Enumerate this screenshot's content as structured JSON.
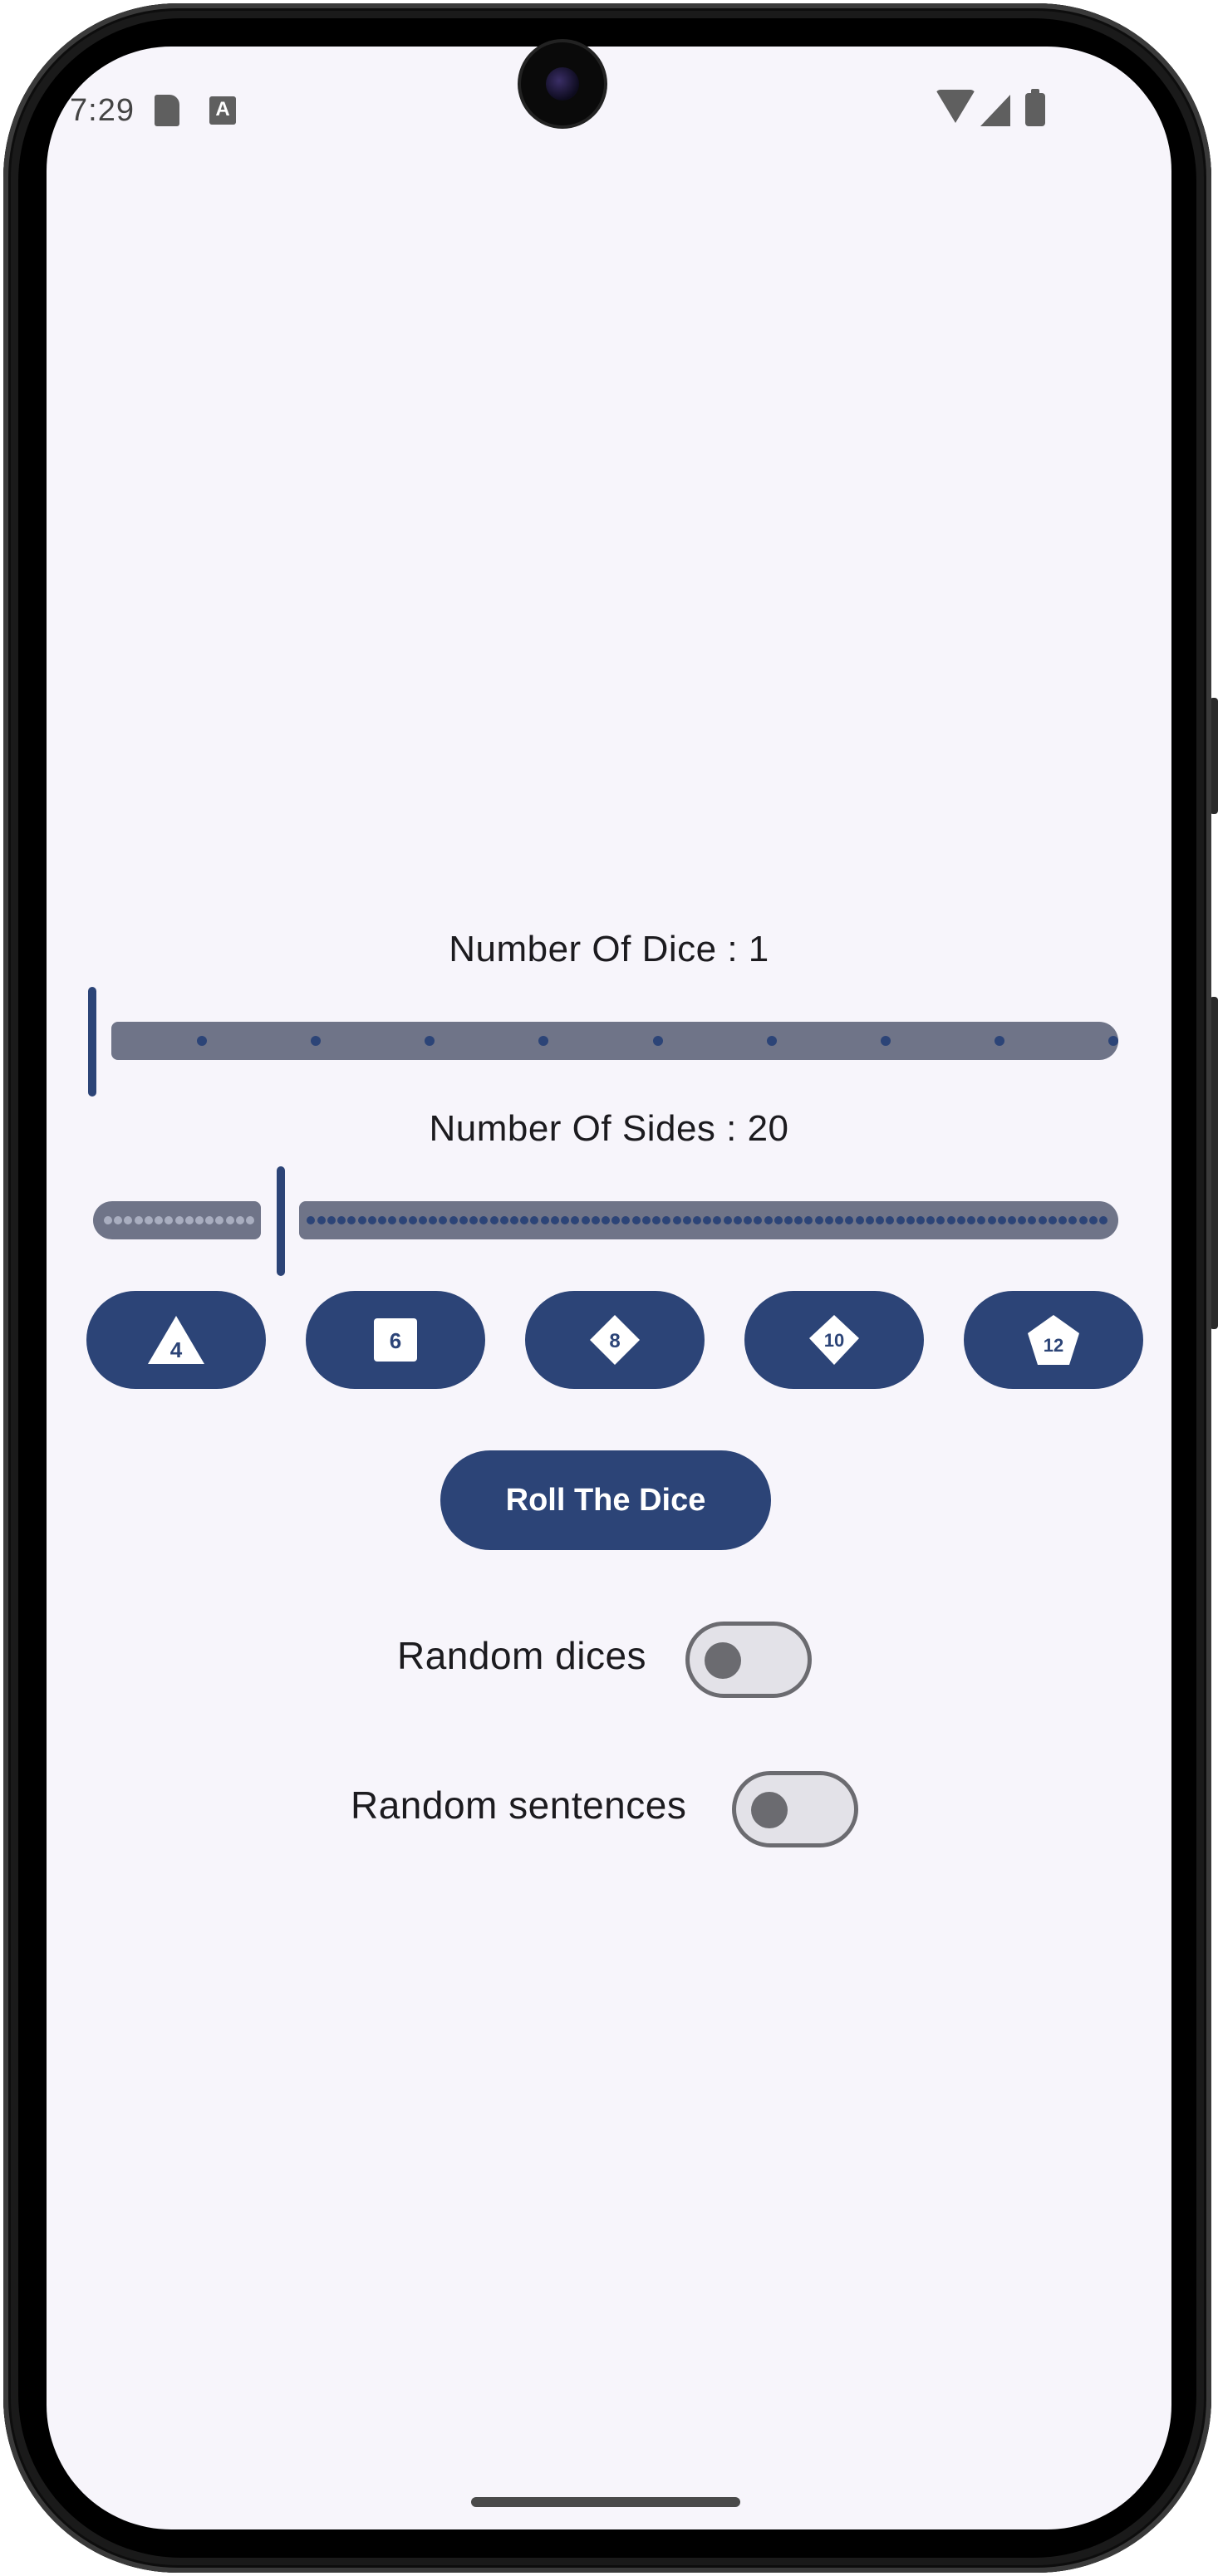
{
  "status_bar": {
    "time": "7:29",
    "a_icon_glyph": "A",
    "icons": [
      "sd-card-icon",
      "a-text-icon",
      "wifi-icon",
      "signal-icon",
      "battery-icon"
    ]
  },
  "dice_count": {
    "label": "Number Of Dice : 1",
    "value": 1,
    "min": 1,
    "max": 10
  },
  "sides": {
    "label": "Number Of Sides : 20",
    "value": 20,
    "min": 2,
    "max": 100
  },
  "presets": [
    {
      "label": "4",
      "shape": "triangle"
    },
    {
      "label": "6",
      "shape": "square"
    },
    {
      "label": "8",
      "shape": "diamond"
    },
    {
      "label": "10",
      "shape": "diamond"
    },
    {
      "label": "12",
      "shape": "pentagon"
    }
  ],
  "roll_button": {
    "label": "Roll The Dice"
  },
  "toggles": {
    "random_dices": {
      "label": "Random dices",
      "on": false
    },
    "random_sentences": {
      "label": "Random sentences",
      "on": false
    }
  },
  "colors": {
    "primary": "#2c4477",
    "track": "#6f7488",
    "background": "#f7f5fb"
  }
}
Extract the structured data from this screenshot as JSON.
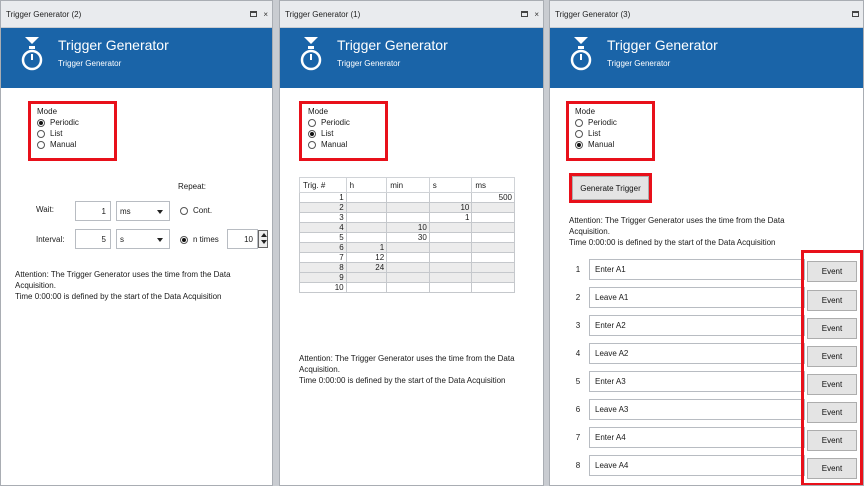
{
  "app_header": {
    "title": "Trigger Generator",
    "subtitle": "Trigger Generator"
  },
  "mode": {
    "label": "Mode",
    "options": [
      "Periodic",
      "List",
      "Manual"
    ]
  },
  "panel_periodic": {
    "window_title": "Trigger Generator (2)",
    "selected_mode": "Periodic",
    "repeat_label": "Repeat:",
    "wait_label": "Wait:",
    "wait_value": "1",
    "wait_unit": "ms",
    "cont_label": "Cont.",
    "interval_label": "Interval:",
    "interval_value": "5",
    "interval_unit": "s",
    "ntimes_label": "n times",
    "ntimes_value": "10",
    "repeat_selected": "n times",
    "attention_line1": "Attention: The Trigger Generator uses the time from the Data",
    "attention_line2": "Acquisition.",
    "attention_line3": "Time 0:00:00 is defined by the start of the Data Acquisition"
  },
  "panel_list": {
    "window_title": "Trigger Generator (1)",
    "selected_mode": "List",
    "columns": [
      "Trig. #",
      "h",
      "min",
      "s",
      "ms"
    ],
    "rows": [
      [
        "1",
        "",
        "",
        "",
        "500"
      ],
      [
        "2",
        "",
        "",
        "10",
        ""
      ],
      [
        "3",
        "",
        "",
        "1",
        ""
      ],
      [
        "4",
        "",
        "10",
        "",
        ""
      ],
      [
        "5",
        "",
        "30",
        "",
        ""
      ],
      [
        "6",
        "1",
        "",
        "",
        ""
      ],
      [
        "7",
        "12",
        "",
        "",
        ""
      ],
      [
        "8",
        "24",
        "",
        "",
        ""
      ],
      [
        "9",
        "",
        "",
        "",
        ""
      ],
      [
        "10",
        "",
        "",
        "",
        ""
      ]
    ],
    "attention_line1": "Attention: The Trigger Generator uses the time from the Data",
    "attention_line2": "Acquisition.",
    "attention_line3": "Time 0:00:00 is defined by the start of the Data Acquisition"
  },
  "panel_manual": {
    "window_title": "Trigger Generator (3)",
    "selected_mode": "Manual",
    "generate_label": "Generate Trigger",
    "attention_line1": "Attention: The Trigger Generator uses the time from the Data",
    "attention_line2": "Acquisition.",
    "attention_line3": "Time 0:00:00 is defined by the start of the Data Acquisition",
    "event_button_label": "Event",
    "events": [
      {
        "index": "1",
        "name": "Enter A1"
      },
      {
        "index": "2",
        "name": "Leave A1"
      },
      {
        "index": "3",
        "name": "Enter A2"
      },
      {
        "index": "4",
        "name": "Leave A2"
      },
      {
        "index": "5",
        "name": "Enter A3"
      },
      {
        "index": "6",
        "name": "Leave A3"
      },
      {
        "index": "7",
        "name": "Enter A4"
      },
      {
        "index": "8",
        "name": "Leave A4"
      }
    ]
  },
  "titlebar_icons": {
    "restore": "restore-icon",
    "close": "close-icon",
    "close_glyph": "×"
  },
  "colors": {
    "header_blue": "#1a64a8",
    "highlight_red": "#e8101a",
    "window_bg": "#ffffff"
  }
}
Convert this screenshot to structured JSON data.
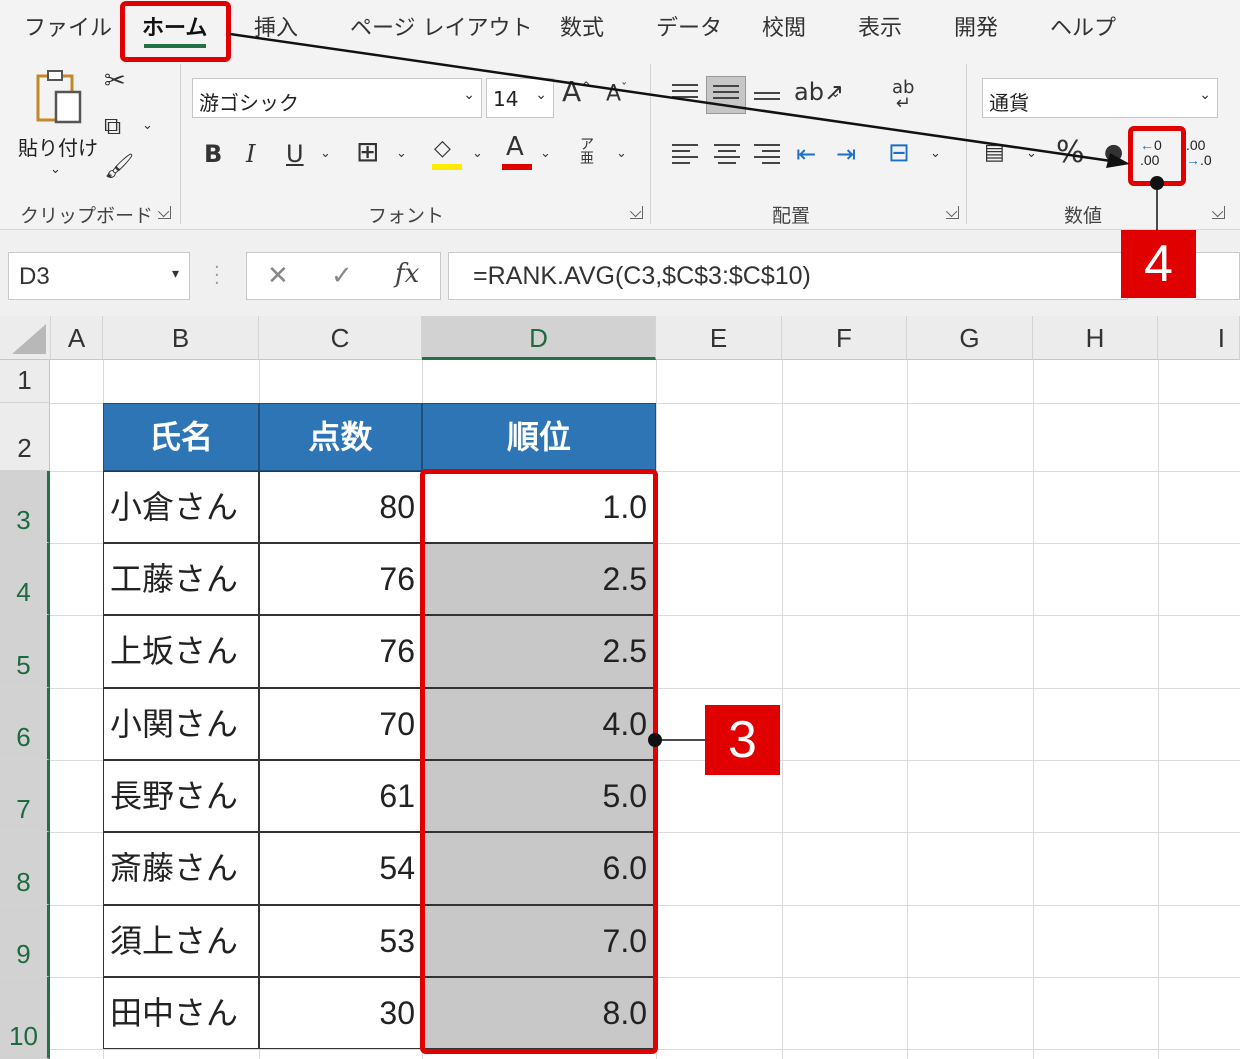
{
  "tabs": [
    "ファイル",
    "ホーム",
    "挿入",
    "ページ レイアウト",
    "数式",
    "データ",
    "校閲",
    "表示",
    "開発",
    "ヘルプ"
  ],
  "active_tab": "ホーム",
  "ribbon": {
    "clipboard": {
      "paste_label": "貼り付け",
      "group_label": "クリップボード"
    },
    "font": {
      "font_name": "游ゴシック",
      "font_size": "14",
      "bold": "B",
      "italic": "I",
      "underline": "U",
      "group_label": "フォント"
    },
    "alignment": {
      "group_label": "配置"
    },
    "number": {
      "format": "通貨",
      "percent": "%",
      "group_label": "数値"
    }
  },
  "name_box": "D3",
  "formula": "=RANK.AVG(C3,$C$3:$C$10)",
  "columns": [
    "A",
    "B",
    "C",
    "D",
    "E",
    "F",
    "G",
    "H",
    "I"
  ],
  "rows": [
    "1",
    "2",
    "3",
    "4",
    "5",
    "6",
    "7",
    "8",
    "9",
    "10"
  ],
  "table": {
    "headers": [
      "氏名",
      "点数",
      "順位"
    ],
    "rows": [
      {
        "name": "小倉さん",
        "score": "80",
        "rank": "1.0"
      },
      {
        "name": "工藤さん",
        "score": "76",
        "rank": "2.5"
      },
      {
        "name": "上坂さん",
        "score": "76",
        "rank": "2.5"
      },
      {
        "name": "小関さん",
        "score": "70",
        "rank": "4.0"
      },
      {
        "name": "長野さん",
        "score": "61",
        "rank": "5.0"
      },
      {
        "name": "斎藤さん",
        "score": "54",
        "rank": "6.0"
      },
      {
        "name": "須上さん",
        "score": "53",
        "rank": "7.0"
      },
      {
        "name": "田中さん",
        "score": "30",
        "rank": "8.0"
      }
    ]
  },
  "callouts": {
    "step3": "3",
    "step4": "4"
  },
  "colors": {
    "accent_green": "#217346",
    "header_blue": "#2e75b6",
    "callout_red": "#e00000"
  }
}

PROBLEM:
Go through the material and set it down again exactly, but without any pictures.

PROBLEM SOLUTION:
Enumerate this screenshot's content as structured JSON.
{
  "status_bar": {
    "time": "7:29",
    "a_icon_glyph": "A",
    "icons": [
      "sd-card-icon",
      "a-text-icon",
      "wifi-icon",
      "signal-icon",
      "battery-icon"
    ]
  },
  "dice_count": {
    "label": "Number Of Dice : 1",
    "value": 1,
    "min": 1,
    "max": 10
  },
  "sides": {
    "label": "Number Of Sides : 20",
    "value": 20,
    "min": 2,
    "max": 100
  },
  "presets": [
    {
      "label": "4",
      "shape": "triangle"
    },
    {
      "label": "6",
      "shape": "square"
    },
    {
      "label": "8",
      "shape": "diamond"
    },
    {
      "label": "10",
      "shape": "diamond"
    },
    {
      "label": "12",
      "shape": "pentagon"
    }
  ],
  "roll_button": {
    "label": "Roll The Dice"
  },
  "toggles": {
    "random_dices": {
      "label": "Random dices",
      "on": false
    },
    "random_sentences": {
      "label": "Random sentences",
      "on": false
    }
  },
  "colors": {
    "primary": "#2c4477",
    "track": "#6f7488",
    "background": "#f7f5fb"
  }
}
Extract the structured data from this screenshot as JSON.
{
  "app_header": {
    "title": "Trigger Generator",
    "subtitle": "Trigger Generator"
  },
  "mode": {
    "label": "Mode",
    "options": [
      "Periodic",
      "List",
      "Manual"
    ]
  },
  "panel_periodic": {
    "window_title": "Trigger Generator (2)",
    "selected_mode": "Periodic",
    "repeat_label": "Repeat:",
    "wait_label": "Wait:",
    "wait_value": "1",
    "wait_unit": "ms",
    "cont_label": "Cont.",
    "interval_label": "Interval:",
    "interval_value": "5",
    "interval_unit": "s",
    "ntimes_label": "n times",
    "ntimes_value": "10",
    "repeat_selected": "n times",
    "attention_line1": "Attention: The Trigger Generator uses the time from the Data",
    "attention_line2": "Acquisition.",
    "attention_line3": "Time 0:00:00 is defined by the start of the Data Acquisition"
  },
  "panel_list": {
    "window_title": "Trigger Generator (1)",
    "selected_mode": "List",
    "columns": [
      "Trig. #",
      "h",
      "min",
      "s",
      "ms"
    ],
    "rows": [
      [
        "1",
        "",
        "",
        "",
        "500"
      ],
      [
        "2",
        "",
        "",
        "10",
        ""
      ],
      [
        "3",
        "",
        "",
        "1",
        ""
      ],
      [
        "4",
        "",
        "10",
        "",
        ""
      ],
      [
        "5",
        "",
        "30",
        "",
        ""
      ],
      [
        "6",
        "1",
        "",
        "",
        ""
      ],
      [
        "7",
        "12",
        "",
        "",
        ""
      ],
      [
        "8",
        "24",
        "",
        "",
        ""
      ],
      [
        "9",
        "",
        "",
        "",
        ""
      ],
      [
        "10",
        "",
        "",
        "",
        ""
      ]
    ],
    "attention_line1": "Attention: The Trigger Generator uses the time from the Data",
    "attention_line2": "Acquisition.",
    "attention_line3": "Time 0:00:00 is defined by the start of the Data Acquisition"
  },
  "panel_manual": {
    "window_title": "Trigger Generator (3)",
    "selected_mode": "Manual",
    "generate_label": "Generate Trigger",
    "attention_line1": "Attention: The Trigger Generator uses the time from the Data",
    "attention_line2": "Acquisition.",
    "attention_line3": "Time 0:00:00 is defined by the start of the Data Acquisition",
    "event_button_label": "Event",
    "events": [
      {
        "index": "1",
        "name": "Enter A1"
      },
      {
        "index": "2",
        "name": "Leave A1"
      },
      {
        "index": "3",
        "name": "Enter A2"
      },
      {
        "index": "4",
        "name": "Leave A2"
      },
      {
        "index": "5",
        "name": "Enter A3"
      },
      {
        "index": "6",
        "name": "Leave A3"
      },
      {
        "index": "7",
        "name": "Enter A4"
      },
      {
        "index": "8",
        "name": "Leave A4"
      }
    ]
  },
  "titlebar_icons": {
    "restore": "restore-icon",
    "close": "close-icon",
    "close_glyph": "×"
  },
  "colors": {
    "header_blue": "#1a64a8",
    "highlight_red": "#e8101a",
    "window_bg": "#ffffff"
  }
}
Convert this screenshot to structured JSON data.
{
  "tabs": [
    "ファイル",
    "ホーム",
    "挿入",
    "ページ レイアウト",
    "数式",
    "データ",
    "校閲",
    "表示",
    "開発",
    "ヘルプ"
  ],
  "active_tab": "ホーム",
  "ribbon": {
    "clipboard": {
      "paste_label": "貼り付け",
      "group_label": "クリップボード"
    },
    "font": {
      "font_name": "游ゴシック",
      "font_size": "14",
      "bold": "B",
      "italic": "I",
      "underline": "U",
      "group_label": "フォント"
    },
    "alignment": {
      "group_label": "配置"
    },
    "number": {
      "format": "通貨",
      "percent": "%",
      "group_label": "数値"
    }
  },
  "name_box": "D3",
  "formula": "=RANK.AVG(C3,$C$3:$C$10)",
  "columns": [
    "A",
    "B",
    "C",
    "D",
    "E",
    "F",
    "G",
    "H",
    "I"
  ],
  "rows": [
    "1",
    "2",
    "3",
    "4",
    "5",
    "6",
    "7",
    "8",
    "9",
    "10"
  ],
  "table": {
    "headers": [
      "氏名",
      "点数",
      "順位"
    ],
    "rows": [
      {
        "name": "小倉さん",
        "score": "80",
        "rank": "1.0"
      },
      {
        "name": "工藤さん",
        "score": "76",
        "rank": "2.5"
      },
      {
        "name": "上坂さん",
        "score": "76",
        "rank": "2.5"
      },
      {
        "name": "小関さん",
        "score": "70",
        "rank": "4.0"
      },
      {
        "name": "長野さん",
        "score": "61",
        "rank": "5.0"
      },
      {
        "name": "斎藤さん",
        "score": "54",
        "rank": "6.0"
      },
      {
        "name": "須上さん",
        "score": "53",
        "rank": "7.0"
      },
      {
        "name": "田中さん",
        "score": "30",
        "rank": "8.0"
      }
    ]
  },
  "callouts": {
    "step3": "3",
    "step4": "4"
  },
  "colors": {
    "accent_green": "#217346",
    "header_blue": "#2e75b6",
    "callout_red": "#e00000"
  }
}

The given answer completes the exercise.